Research has found that rapid tests and
point-of-care for hepatitis C are just as reliable as the ones in the laboratory.
Led by the Research Institute
of the McGill University Health Centre, the results show that these new tests
are highly accurate and have a rapid turn-around time.
will change screening techniques and eventually help to manage the hepatitis C
The research is published in the current issue of the Annals of Internal
Dr Nitika Pant Pai, assistant professor in the Department of
Medicine at McGill University explained that the new techniques in oral fluids
and blood ranged in 97 to 99 percent
Conventional laboratory testing is currently only available
only to people who visit specialised hospitals and community clinics. They
typically have symptomatology or a risk profile that calls for
Usually these results are made available within a week,
however they will only be told during their following visit, which could be one
to three months later.
Delays such as these might encourage a reduction
in patient follow-up and likely affect the rate of transmission within the
The new tests offer an alternative to the standard techniques
and procedures. They are effective, informative and convenient for clinical
decision-making, explained Dr Pant Pai.
Providing results within 30 minutes and at most within one working day, the

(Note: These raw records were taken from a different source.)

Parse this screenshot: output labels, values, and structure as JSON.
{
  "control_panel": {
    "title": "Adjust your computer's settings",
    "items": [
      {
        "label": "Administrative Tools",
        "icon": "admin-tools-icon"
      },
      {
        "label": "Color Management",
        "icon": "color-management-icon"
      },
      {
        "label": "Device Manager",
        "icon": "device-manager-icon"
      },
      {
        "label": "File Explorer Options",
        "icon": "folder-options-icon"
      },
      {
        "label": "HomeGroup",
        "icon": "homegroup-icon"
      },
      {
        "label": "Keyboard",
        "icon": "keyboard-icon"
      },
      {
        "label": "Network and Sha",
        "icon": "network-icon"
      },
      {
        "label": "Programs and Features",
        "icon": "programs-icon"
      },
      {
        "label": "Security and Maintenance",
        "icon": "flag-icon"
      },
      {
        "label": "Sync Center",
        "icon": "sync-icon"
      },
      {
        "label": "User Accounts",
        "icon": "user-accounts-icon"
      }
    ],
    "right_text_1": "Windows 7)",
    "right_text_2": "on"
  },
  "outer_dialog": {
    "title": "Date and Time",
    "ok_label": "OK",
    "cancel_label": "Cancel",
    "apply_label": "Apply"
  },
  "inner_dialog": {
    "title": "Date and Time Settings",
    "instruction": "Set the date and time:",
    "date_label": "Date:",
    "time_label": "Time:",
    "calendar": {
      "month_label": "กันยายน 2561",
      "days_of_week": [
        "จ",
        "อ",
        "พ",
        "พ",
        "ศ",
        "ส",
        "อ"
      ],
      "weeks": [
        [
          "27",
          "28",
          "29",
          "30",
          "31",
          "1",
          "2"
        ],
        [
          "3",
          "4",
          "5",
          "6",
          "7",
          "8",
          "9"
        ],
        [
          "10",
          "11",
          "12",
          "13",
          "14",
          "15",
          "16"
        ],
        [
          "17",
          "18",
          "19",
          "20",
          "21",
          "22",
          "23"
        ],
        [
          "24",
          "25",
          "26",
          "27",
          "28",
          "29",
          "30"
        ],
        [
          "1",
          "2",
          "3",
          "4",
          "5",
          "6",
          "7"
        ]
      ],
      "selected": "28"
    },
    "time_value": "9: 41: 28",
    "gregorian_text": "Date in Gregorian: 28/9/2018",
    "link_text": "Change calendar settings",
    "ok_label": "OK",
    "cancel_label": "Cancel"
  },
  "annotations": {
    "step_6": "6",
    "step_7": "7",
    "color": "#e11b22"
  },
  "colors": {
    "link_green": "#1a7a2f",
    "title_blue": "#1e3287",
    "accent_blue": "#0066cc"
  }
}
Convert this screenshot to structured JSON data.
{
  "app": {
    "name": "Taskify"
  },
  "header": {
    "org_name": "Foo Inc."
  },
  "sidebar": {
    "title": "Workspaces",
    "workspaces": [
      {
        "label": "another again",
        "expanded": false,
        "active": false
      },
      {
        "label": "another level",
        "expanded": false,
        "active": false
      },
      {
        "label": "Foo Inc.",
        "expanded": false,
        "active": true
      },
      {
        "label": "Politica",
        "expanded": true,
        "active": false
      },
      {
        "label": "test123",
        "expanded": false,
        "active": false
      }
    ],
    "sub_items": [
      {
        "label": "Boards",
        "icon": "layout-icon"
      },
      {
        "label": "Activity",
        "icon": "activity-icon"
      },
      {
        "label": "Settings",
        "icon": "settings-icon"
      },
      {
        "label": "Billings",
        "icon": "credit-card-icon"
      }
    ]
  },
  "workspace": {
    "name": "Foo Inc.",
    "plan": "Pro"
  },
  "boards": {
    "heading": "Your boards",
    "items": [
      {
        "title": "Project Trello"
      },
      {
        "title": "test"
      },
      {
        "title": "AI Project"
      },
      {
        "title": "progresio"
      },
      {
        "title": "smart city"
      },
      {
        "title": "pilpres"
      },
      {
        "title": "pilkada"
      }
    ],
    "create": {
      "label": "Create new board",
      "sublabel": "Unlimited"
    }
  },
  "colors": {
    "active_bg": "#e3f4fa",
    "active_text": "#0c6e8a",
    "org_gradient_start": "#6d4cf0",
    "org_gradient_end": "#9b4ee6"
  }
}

new tests usually don’t need specialised equipment. Many do not even need
electricity, added Sushmita Shivkumar, lead author of the study and a medical
student at McGill University.
“These tests have the potential to be game changers on a global scale. It is
now time to optimise their potential by integrating them in routine practice
settings," concluded the doctor.
Posted by Ben Evans